Get the Lowdown on SMART Recovery
What is SMART Recovery?
SMART Recovery (Self-Management and Recovery Training) is the leading evidence-based, non-12 Step support group that offers a rational self-help approach to recovery from alcohol and chemical dependence. It offers a clear alternative to the traditional 12-step approaches of AA and NA. Unlike the Anonymous approaches, SMART Recovery (SR) takes an approach of self-empowerment rather than accepting the addict as powerless over drugs and alcohol. SR believes that the addict has the power to change their own thinking and behavior. Psychologists describe this as “locus of control.” With an externallocus of control, you expect the future is about what happens to you. With an internal locus of control, as SR suggests, you expect that the future is going to be what you make it.

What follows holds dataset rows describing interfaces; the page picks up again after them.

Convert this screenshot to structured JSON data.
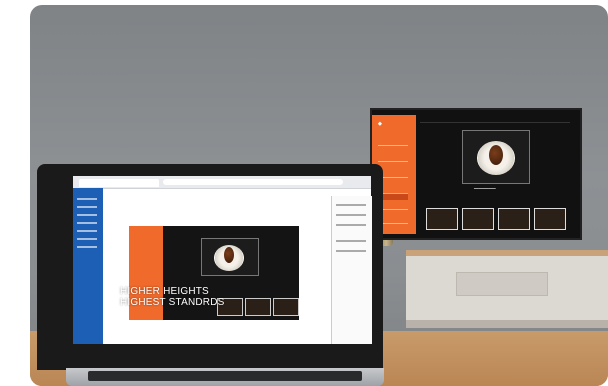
{
  "overlay": {
    "line1": "HIGHER HEIGHTS",
    "line2": "HIGHEST STANDRDS"
  },
  "icons": {
    "tv": "tv-display-icon",
    "laptop": "laptop-icon",
    "dish": "plated-dish-icon"
  },
  "colors": {
    "brand_orange": "#f06a2c",
    "app_blue": "#1e5fb6",
    "wall_gray": "#8a8e91"
  }
}
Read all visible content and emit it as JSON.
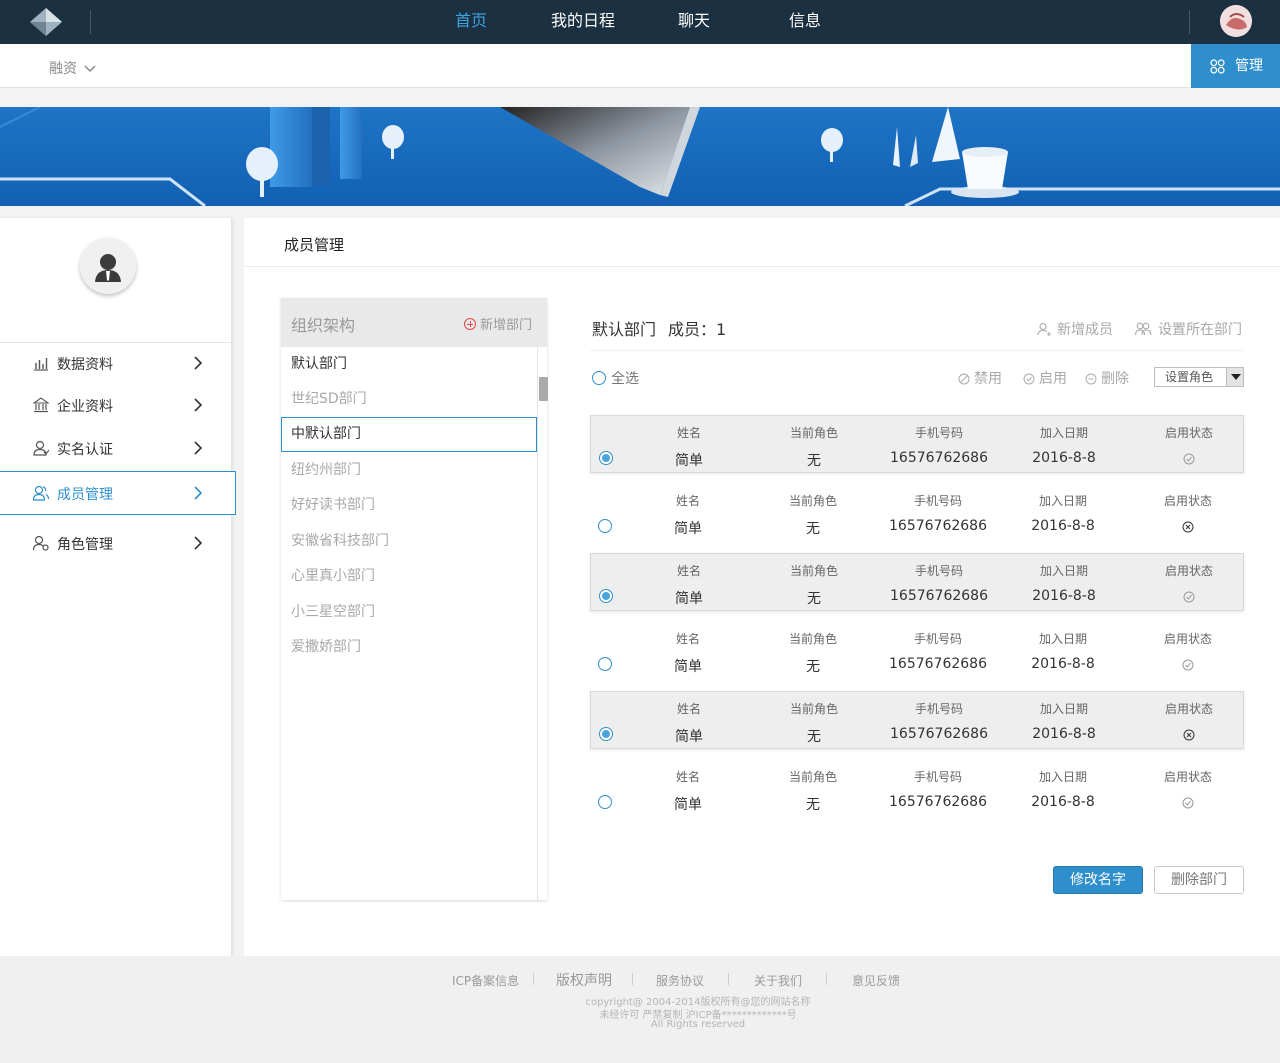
{
  "nav": {
    "items": [
      "首页",
      "我的日程",
      "聊天",
      "信息"
    ],
    "active": 0
  },
  "subbar": {
    "finance": "融资",
    "manage": "管理"
  },
  "sidebar": {
    "items": [
      {
        "label": "数据资料",
        "icon": "chart-icon"
      },
      {
        "label": "企业资料",
        "icon": "bank-icon"
      },
      {
        "label": "实名认证",
        "icon": "user-icon"
      },
      {
        "label": "成员管理",
        "icon": "members-icon"
      },
      {
        "label": "角色管理",
        "icon": "user-settings-icon"
      }
    ],
    "active": 3
  },
  "main": {
    "title": "成员管理"
  },
  "org": {
    "title": "组织架构",
    "add": "新增部门",
    "items": [
      "默认部门",
      "世纪SD部门",
      "中默认部门",
      "纽约州部门",
      "好好读书部门",
      "安徽省科技部门",
      "心里真小部门",
      "小三星空部门",
      "爱撒娇部门"
    ],
    "selected": 2
  },
  "dept": {
    "name": "默认部门",
    "members_label": "成员：1",
    "add_member": "新增成员",
    "set_dept": "设置所在部门"
  },
  "toolbar": {
    "select_all": "全选",
    "disable": "禁用",
    "enable": "启用",
    "delete": "删除",
    "set_role": "设置角色"
  },
  "columns": [
    "姓名",
    "当前角色",
    "手机号码",
    "加入日期",
    "启用状态"
  ],
  "rows": [
    {
      "name": "简单",
      "role": "无",
      "phone": "16576762686",
      "date": "2016-8-8",
      "enabled": true,
      "checked": true
    },
    {
      "name": "简单",
      "role": "无",
      "phone": "16576762686",
      "date": "2016-8-8",
      "enabled": false,
      "checked": false
    },
    {
      "name": "简单",
      "role": "无",
      "phone": "16576762686",
      "date": "2016-8-8",
      "enabled": true,
      "checked": true
    },
    {
      "name": "简单",
      "role": "无",
      "phone": "16576762686",
      "date": "2016-8-8",
      "enabled": true,
      "checked": false
    },
    {
      "name": "简单",
      "role": "无",
      "phone": "16576762686",
      "date": "2016-8-8",
      "enabled": false,
      "checked": true
    },
    {
      "name": "简单",
      "role": "无",
      "phone": "16576762686",
      "date": "2016-8-8",
      "enabled": true,
      "checked": false
    }
  ],
  "buttons": {
    "rename": "修改名字",
    "delete_dept": "删除部门"
  },
  "footer": {
    "links": [
      "ICP备案信息",
      "版权声明",
      "服务协议",
      "关于我们",
      "意见反馈"
    ],
    "copyright": "copyright@ 2004-2014版权所有@您的网站名称",
    "notice": "未经许可 严禁复制 沪ICP备*************号",
    "rights": "All Rights reserved"
  },
  "colors": {
    "topbar": "#1b3040",
    "accent": "#2f8fcd",
    "nav_active": "#3fa3e0"
  }
}
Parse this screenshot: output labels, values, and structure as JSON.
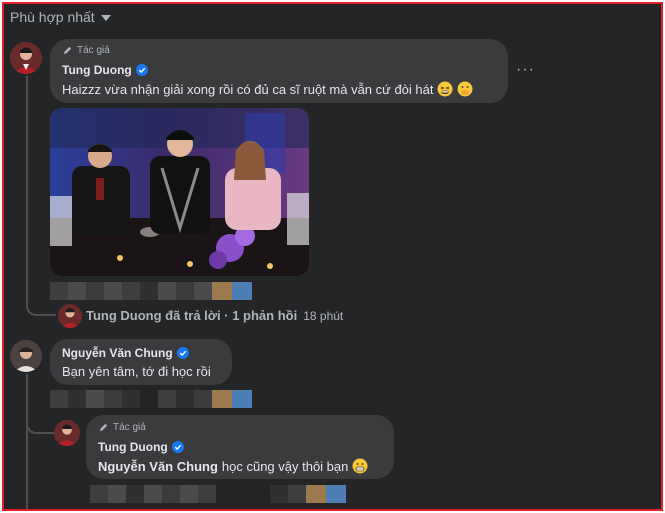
{
  "sort": {
    "label": "Phù hợp nhất"
  },
  "comments": [
    {
      "author_badge": "Tác giả",
      "author": "Tung Duong",
      "text": "Haizzz vừa nhận giải xong rồi có đủ ca sĩ ruột mà vẫn cứ đòi hát",
      "emojis": [
        "tired-face-emoji",
        "hand-over-mouth-emoji"
      ],
      "more_label": "···"
    }
  ],
  "reply_summary": {
    "text": "Tung Duong đã trả lời · 1 phản hồi",
    "time": "18 phút"
  },
  "reply1": {
    "author": "Nguyễn Văn Chung",
    "text": "Bạn yên tâm, tớ đi học rồi"
  },
  "reply2": {
    "author_badge": "Tác giả",
    "author": "Tung Duong",
    "mention": "Nguyễn Văn Chung",
    "text": "học cũng vậy thôi bạn",
    "emoji": "grimace-emoji"
  },
  "colors": {
    "background": "#242526",
    "bubble": "#3a3b3c",
    "verified": "#1877f2",
    "frame": "#e41e26"
  }
}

Another difference with the Anonymous traditions is SR doesn’t accept the premise that addiction is a lifelong, incurable disease. In their literature they state: “We’re not trying to cure an imaginary disease. We’re concerned with changing human behavior.” It is an approach that identifies the problems, such as craving and motivation, and whatever personal issues and offers practical tools, techniques, and strategies for overcoming them.

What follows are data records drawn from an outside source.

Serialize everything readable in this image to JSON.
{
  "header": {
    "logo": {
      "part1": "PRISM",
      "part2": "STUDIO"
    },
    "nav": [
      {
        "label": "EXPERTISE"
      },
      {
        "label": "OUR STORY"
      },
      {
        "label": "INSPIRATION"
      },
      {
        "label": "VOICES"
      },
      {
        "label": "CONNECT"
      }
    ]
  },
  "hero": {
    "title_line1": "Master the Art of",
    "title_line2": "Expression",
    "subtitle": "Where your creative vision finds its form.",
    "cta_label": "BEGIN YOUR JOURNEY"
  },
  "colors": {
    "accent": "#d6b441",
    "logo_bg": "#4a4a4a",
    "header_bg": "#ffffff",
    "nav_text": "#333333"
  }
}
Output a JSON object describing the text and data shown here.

SR also uses a system developed in 1955 by Dr. Albert Ellis called the “ABC.” The ABC process is a key component of an empirically based psychotherapy system called Rational Emotive Behavior Therapy (REBT). “A” stands for an activating event – the thing that happened; “B” is for beliefs – the need to challenge irrational beliefs; “C” is for consequence – an emotional response to the belief. Through this system addicts are able to analyze negative emotions and self-defeating behaviors. According to online surveys, many participants remarked how various SR tools and techniques were vital to their ability to abstain from drugs and alcohol. These surveys suggest a high degree of satisfaction with users of the program.
A Decisional Balance

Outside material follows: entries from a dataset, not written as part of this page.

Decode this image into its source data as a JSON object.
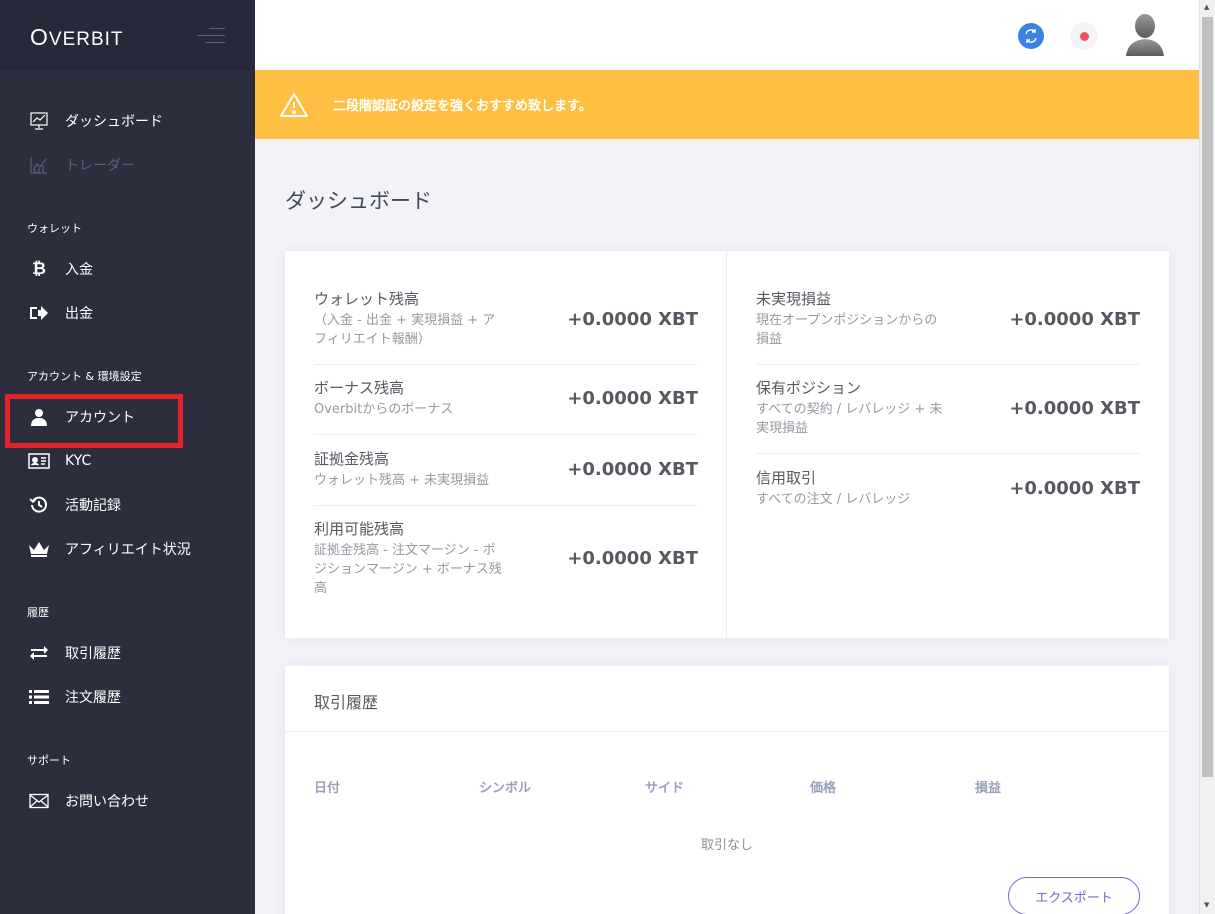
{
  "app": {
    "logo_first": "O",
    "logo_rest": "VERBIT"
  },
  "sidebar": {
    "sections": {
      "wallet": "ウォレット",
      "account": "アカウント & 環境設定",
      "history": "履歴",
      "support": "サポート"
    },
    "items": {
      "dashboard": "ダッシュボード",
      "trader": "トレーダー",
      "deposit": "入金",
      "withdraw": "出金",
      "account": "アカウント",
      "kyc": "KYC",
      "activity": "活動記録",
      "affiliate": "アフィリエイト状況",
      "trade_history": "取引履歴",
      "order_history": "注文履歴",
      "contact": "お問い合わせ"
    }
  },
  "alert": {
    "message": "二段階認証の設定を強くおすすめ致します。"
  },
  "page": {
    "title": "ダッシュボード"
  },
  "stats": {
    "wallet_balance": {
      "label": "ウォレット残高",
      "desc": "（入金 - 出金 + 実現損益 + アフィリエイト報酬）",
      "value": "+0.0000 XBT"
    },
    "bonus_balance": {
      "label": "ボーナス残高",
      "desc": "Overbitからのボーナス",
      "value": "+0.0000 XBT"
    },
    "margin_balance": {
      "label": "証拠金残高",
      "desc": "ウォレット残高 + 未実現損益",
      "value": "+0.0000 XBT"
    },
    "available_balance": {
      "label": "利用可能残高",
      "desc": "証拠金残高 - 注文マージン - ポジションマージン + ボーナス残高",
      "value": "+0.0000 XBT"
    },
    "unrealized_pnl": {
      "label": "未実現損益",
      "desc": "現在オープンポジションからの損益",
      "value": "+0.0000 XBT"
    },
    "position": {
      "label": "保有ポジション",
      "desc": "すべての契約 / レバレッジ + 未実現損益",
      "value": "+0.0000 XBT"
    },
    "margin_trading": {
      "label": "信用取引",
      "desc": "すべての注文 / レバレッジ",
      "value": "+0.0000 XBT"
    }
  },
  "trade_history": {
    "title": "取引履歴",
    "columns": [
      "日付",
      "シンボル",
      "サイド",
      "価格",
      "損益"
    ],
    "empty": "取引なし",
    "export_label": "エクスポート"
  },
  "colors": {
    "sidebar": "#2c2e3e",
    "alert": "#ffbf43",
    "accent": "#716aca",
    "highlight": "#e3222a"
  }
}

SR also departs significantly from the Anonymous programs in other ways: It requires no belief in a higher power, there’s no need to self-identify as an addict, and it demands no lifelong commitment to attending meetings. SR doesn’t base its work on any spiritual component. SR encourages members to consider the benefits and costs of the drug use and fill out a “decisional balance” – the user makes a list representing the pros and cons-cost/benefit analysis of different choices regarding drug use.
A decisional balance allows the user to create a visual map of the role addictive behaviors play, builds motivation for change, and points out potential relapse triggers.
How SMART Recovery Views Addiction
According to their own literature “addictive behavior is over-involvement with substance use, e.g., alcohol, nicotine, cocaine, food, etc., or activities, e.g., gambling, sexual behavior, spending, etc. We assume there are degrees of addictive behavior and that all individuals to some degree experience it. For some individuals the negative consequences of addictive behavior become so great that change becomes highly desirable.”
SR does not take a one-size-fits-all approach to treatment: Unlike Anonymous’ all-or-nothing approach, SR takes no position on moderation or abstinence. Members can work with a harm reduction or moderation management approach in which they learn to moderate their drinking. Studies have shown that around half of the people who have had a diagnosis of alcohol dependence end up moderating successfully. The goal is to help people make sensible decisions and have them act on them – to solve the problem and move on.
The self-empowerment approach to recovery while very much in the shadow of the dominant AA in the United States, it is much more prominent in the rest of the world where it makes up 50% of the marketplace. There are over 1,000 SR groups worldwide and in any given month between 20,000 and 30,000 people attend meetings. While SR is still very much dwarfed by the traditional Anonymous approaches, their numbers are growing steadily.